The political decision, to be formalized after talks with EU leaders in Brussels this week, would allow Swiss stock exchanges to maintain access to EU clients until the end of June under a temporary extension of the “equivalence” regime that permits foreign financial firms to operate in the 28-nation bloc.
The move marks a retreat from the more belligerent stance Brussels had previously adopted. Last week it threatened to prevent EU-based banks and brokers from trading on Swiss stock exchanges from 2019 if Bern failed to clearly back a draft pact on future relations.
But despite the Commission’s pressure and the economic risks, the Swiss government on Friday dodged the EU deadline and said it would revisit the subject in spring 2019 after political consultations.
The dispute with Bern gives a glimpse of the Commission’s negotiating strategy on sensitive equivalence decisions, which will also be crucial for London-based financial operators after Britain leaves the EU next year.
No decision will be announced on Tuesday, a Commission spokeswoman said.
But the two senior officials, who participated in Tuesday’s Commission meeting, said the political decision had been made.
“It is a last gesture of goodwill from our side accompanying their consultation, which runs into spring,” one told Reuters.
The Commission will informally broach the issue with EU leaders at a summit in Brussels on Thursday and Friday, officials said.
A spokesman for the Swiss government declined to comment.
The Commission told EU diplomats last week it would not have extended the equivalence regime for Swiss exchanges after it expires in December, if they did not agree on a new treaty by the end of the year, minutes of an EU meeting show.

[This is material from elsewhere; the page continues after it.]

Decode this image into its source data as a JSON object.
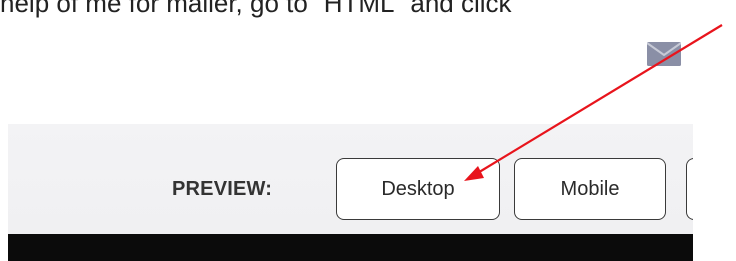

Talks on a new treaty, which would replace more than 120 sectoral pacts regulating EU-Swiss relations, have been continuing for more than four years.

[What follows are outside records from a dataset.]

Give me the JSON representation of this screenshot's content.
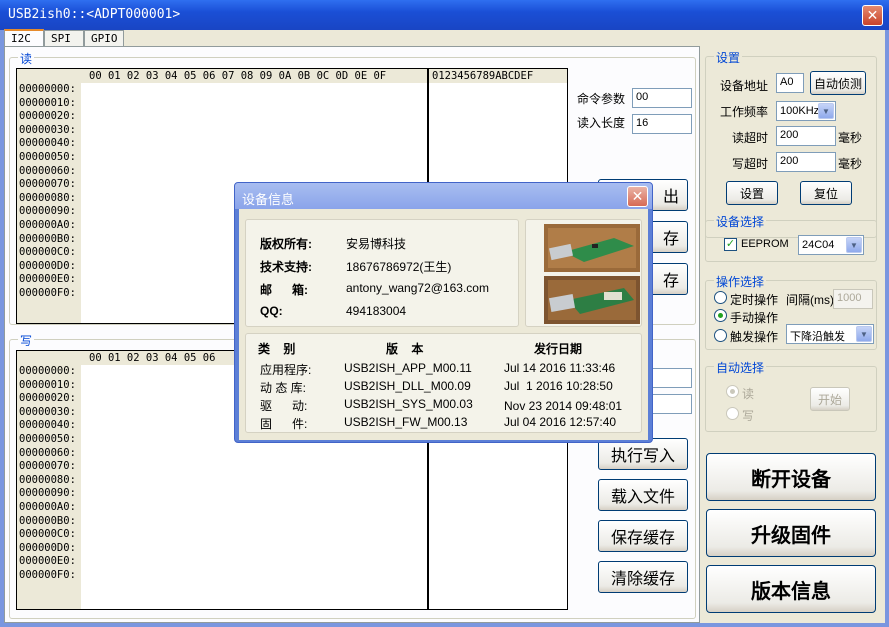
{
  "window": {
    "title": "USB2ish0::<ADPT000001>"
  },
  "tabs": [
    {
      "label": "I2C"
    },
    {
      "label": "SPI"
    },
    {
      "label": "GPIO"
    }
  ],
  "read_section": {
    "title": "读",
    "hex_header": "00 01 02 03 04 05 06 07 08 09 0A 0B 0C 0D 0E 0F",
    "ascii_header": "0123456789ABCDEF",
    "rows": [
      "00000000:",
      "00000010:",
      "00000020:",
      "00000030:",
      "00000040:",
      "00000050:",
      "00000060:",
      "00000070:",
      "00000080:",
      "00000090:",
      "000000A0:",
      "000000B0:",
      "000000C0:",
      "000000D0:",
      "000000E0:",
      "000000F0:"
    ],
    "cmd_param_label": "命令参数",
    "cmd_param_value": "00",
    "read_len_label": "读入长度",
    "read_len_value": "16",
    "btn_read_partial": "出",
    "btn_save_partial_1": "存",
    "btn_save_partial_2": "存"
  },
  "write_section": {
    "title": "写",
    "hex_header_visible": "00 01 02 03 04 05 06",
    "rows": [
      "00000000:",
      "00000010:",
      "00000020:",
      "00000030:",
      "00000040:",
      "00000050:",
      "00000060:",
      "00000070:",
      "00000080:",
      "00000090:",
      "000000A0:",
      "000000B0:",
      "000000C0:",
      "000000D0:",
      "000000E0:",
      "000000F0:"
    ],
    "btn_exec_write": "执行写入",
    "btn_load_file": "载入文件",
    "btn_save_buffer": "保存缓存",
    "btn_clear_buffer": "清除缓存"
  },
  "settings": {
    "title": "设置",
    "addr_label": "设备地址",
    "addr_value": "A0",
    "auto_detect": "自动侦测",
    "freq_label": "工作频率",
    "freq_value": "100KHz",
    "read_timeout_label": "读超时",
    "read_timeout_value": "200",
    "write_timeout_label": "写超时",
    "write_timeout_value": "200",
    "unit_ms": "毫秒",
    "btn_set": "设置",
    "btn_reset": "复位"
  },
  "device_select": {
    "title": "设备选择",
    "eeprom_label": "EEPROM",
    "chip_value": "24C04"
  },
  "operation_select": {
    "title": "操作选择",
    "timed_label": "定时操作",
    "interval_label": "间隔(ms)",
    "interval_value": "1000",
    "manual_label": "手动操作",
    "trigger_label": "触发操作",
    "trigger_value": "下降沿触发"
  },
  "auto_select": {
    "title": "自动选择",
    "read_label": "读",
    "write_label": "写",
    "btn_start": "开始"
  },
  "big_buttons": {
    "disconnect": "断开设备",
    "upgrade": "升级固件",
    "version": "版本信息"
  },
  "dialog": {
    "title": "设备信息",
    "copyright_label": "版权所有:",
    "copyright_value": "安易博科技",
    "support_label": "技术支持:",
    "support_value": "18676786972(王生)",
    "email_label": "邮      箱:",
    "email_value": "antony_wang72@163.com",
    "qq_label": "QQ:",
    "qq_value": "494183004",
    "col_type": "类    别",
    "col_version": "版    本",
    "col_date": "发行日期",
    "rows": [
      {
        "type": "应用程序:",
        "version": "USB2ISH_APP_M00.11",
        "date": "Jul 14 2016 11:33:46"
      },
      {
        "type": "动 态 库:",
        "version": "USB2ISH_DLL_M00.09",
        "date": "Jul  1 2016 10:28:50"
      },
      {
        "type": "驱      动:",
        "version": "USB2ISH_SYS_M00.03",
        "date": "Nov 23 2014 09:48:01"
      },
      {
        "type": "固      件:",
        "version": "USB2ISH_FW_M00.13",
        "date": "Jul 04 2016 12:57:40"
      }
    ]
  },
  "colors": {
    "title_blue": "#1a4fd6",
    "group_title": "#0046d5",
    "face": "#ece9d8"
  }
}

A draft treaty agreed by EU and Swiss negotiators, but not yet endorsed by Switzerland, would establish a mechanism for Bern to adapt more smoothly new EU rules and would give the EU Court of Justice a final say on the application of EU laws in the Alpine country.
Switzerland, closely integrated economically with the EU but not a member of the bloc, would also have to contribute to the EU budget and provide funds to poorer EU regions.
But both the traditionally pro-EU left and anti-EU far-right say the draft deal infringes too much on Swiss sovereignty, leaving the four-party coalition government short of a majority to approve it before elections next year.
Additional reporting by Michael Shields in Zurich; writing by Francesco Guarascio; editing by Ed Osmond and Gareth Jones